In Sherman ex rel. Sherman v. Koch, the Seventh Circuit upheld the constitutionality of the Illinois Silent Reflection and Student Prayer Act, a statute that mandates a daily "brief period of silence" for reflection and prayer in Illinois public schools. Though the statute fails to define the meaning of a "brief period" and provides no mechanism for enforcement, the court found that the statute possessed sufficient certainty to pass constitutional muster. The void for vagueness doctrine states that a statute with vague language is unconstitutional under the Due Process Clause of the Fourteenth Amendment. While it is generally accepted that a vague statute fails to provide notice and can lead to arbitrary enforcement, the courts have not settled on a uniform definition for the doctrine. As a result, a danger exists that courts will use the void for vagueness doctrine as a tool of reaching judicially predetermined outcomes by selecting their own interpretation of it. In its analysis, the Seventh Circuit used an interpretation of the doctrine that favored a finding of constitutionality and gave little explanation behind its rationale.
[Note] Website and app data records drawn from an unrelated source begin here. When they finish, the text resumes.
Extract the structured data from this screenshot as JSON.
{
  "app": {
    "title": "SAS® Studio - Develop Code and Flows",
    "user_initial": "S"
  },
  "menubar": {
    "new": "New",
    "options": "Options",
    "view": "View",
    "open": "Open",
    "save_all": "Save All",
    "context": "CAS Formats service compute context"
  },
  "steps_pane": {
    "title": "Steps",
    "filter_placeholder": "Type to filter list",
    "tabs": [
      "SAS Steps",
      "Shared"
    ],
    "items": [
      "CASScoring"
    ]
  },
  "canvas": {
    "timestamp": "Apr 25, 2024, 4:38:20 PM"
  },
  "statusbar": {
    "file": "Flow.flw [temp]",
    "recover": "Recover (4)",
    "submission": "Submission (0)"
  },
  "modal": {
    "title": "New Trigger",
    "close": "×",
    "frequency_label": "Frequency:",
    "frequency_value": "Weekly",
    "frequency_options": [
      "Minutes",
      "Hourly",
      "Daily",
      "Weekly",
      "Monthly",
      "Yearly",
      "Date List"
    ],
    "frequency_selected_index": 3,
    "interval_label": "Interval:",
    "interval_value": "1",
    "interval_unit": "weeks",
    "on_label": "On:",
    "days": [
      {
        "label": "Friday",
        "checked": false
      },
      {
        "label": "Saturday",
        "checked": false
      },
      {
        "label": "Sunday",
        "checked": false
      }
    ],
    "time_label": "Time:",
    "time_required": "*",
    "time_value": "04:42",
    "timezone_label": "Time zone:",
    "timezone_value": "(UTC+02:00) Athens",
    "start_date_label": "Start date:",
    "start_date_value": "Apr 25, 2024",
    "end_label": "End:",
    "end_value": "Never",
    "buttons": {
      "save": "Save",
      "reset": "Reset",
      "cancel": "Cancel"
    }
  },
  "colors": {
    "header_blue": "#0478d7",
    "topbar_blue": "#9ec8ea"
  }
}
This Note argues that the Seventh Circuit misapplied the void for vagueness doctrine in finding that the Illinois Silent Reflection and Student Prayer Act was constitutional.
Mary E. Vales,
Stuck in a Moment (of Silence): The Seventh Circuit's Misapplication of the Void for Vagueness Doctrine to the Illinois Silent Reflection and Student Prayer Act,
Seventh Circuit Rev.
Available at: http://scholarship.kentlaw.iit.edu/seventhcircuitreview/vol6/iss2/4